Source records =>

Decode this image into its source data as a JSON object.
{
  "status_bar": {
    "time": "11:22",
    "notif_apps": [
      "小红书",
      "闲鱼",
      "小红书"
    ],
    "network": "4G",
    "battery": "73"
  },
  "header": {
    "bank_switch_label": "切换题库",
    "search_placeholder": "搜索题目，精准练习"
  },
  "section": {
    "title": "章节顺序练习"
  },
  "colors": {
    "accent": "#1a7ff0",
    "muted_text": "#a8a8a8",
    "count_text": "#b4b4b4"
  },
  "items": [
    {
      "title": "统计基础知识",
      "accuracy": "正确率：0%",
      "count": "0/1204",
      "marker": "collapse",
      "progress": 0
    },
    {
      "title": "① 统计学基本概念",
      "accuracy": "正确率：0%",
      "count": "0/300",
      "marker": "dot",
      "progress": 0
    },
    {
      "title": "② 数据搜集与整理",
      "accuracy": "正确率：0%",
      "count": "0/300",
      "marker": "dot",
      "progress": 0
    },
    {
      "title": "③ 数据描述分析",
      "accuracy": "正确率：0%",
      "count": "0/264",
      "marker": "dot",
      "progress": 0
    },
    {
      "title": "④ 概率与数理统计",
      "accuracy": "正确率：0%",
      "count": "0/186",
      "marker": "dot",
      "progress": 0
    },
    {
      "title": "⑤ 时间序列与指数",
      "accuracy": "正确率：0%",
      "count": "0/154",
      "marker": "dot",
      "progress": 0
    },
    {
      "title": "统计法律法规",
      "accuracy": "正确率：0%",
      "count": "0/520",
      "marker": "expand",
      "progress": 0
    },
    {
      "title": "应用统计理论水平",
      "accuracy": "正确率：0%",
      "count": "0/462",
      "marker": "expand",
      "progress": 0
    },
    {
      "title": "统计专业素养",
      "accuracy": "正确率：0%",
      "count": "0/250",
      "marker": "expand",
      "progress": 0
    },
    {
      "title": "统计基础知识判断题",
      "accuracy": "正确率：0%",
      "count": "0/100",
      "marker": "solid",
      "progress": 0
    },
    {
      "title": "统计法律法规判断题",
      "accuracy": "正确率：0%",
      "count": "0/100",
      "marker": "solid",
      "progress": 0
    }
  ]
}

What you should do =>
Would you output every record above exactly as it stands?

Task result =>
Decode this image into its source data as a JSON object.
{
  "status_bar": {
    "time": "11:22",
    "notif_apps": [
      "小红书",
      "闲鱼",
      "小红书"
    ],
    "network": "4G",
    "battery": "73"
  },
  "header": {
    "bank_switch_label": "切换题库",
    "search_placeholder": "搜索题目，精准练习"
  },
  "section": {
    "title": "章节顺序练习"
  },
  "colors": {
    "accent": "#1a7ff0",
    "muted_text": "#a8a8a8",
    "count_text": "#b4b4b4"
  },
  "items": [
    {
      "title": "统计基础知识",
      "accuracy": "正确率：0%",
      "count": "0/1204",
      "marker": "collapse",
      "progress": 0
    },
    {
      "title": "① 统计学基本概念",
      "accuracy": "正确率：0%",
      "count": "0/300",
      "marker": "dot",
      "progress": 0
    },
    {
      "title": "② 数据搜集与整理",
      "accuracy": "正确率：0%",
      "count": "0/300",
      "marker": "dot",
      "progress": 0
    },
    {
      "title": "③ 数据描述分析",
      "accuracy": "正确率：0%",
      "count": "0/264",
      "marker": "dot",
      "progress": 0
    },
    {
      "title": "④ 概率与数理统计",
      "accuracy": "正确率：0%",
      "count": "0/186",
      "marker": "dot",
      "progress": 0
    },
    {
      "title": "⑤ 时间序列与指数",
      "accuracy": "正确率：0%",
      "count": "0/154",
      "marker": "dot",
      "progress": 0
    },
    {
      "title": "统计法律法规",
      "accuracy": "正确率：0%",
      "count": "0/520",
      "marker": "expand",
      "progress": 0
    },
    {
      "title": "应用统计理论水平",
      "accuracy": "正确率：0%",
      "count": "0/462",
      "marker": "expand",
      "progress": 0
    },
    {
      "title": "统计专业素养",
      "accuracy": "正确率：0%",
      "count": "0/250",
      "marker": "expand",
      "progress": 0
    },
    {
      "title": "统计基础知识判断题",
      "accuracy": "正确率：0%",
      "count": "0/100",
      "marker": "solid",
      "progress": 0
    },
    {
      "title": "统计法律法规判断题",
      "accuracy": "正确率：0%",
      "count": "0/100",
      "marker": "solid",
      "progress": 0
    }
  ]
}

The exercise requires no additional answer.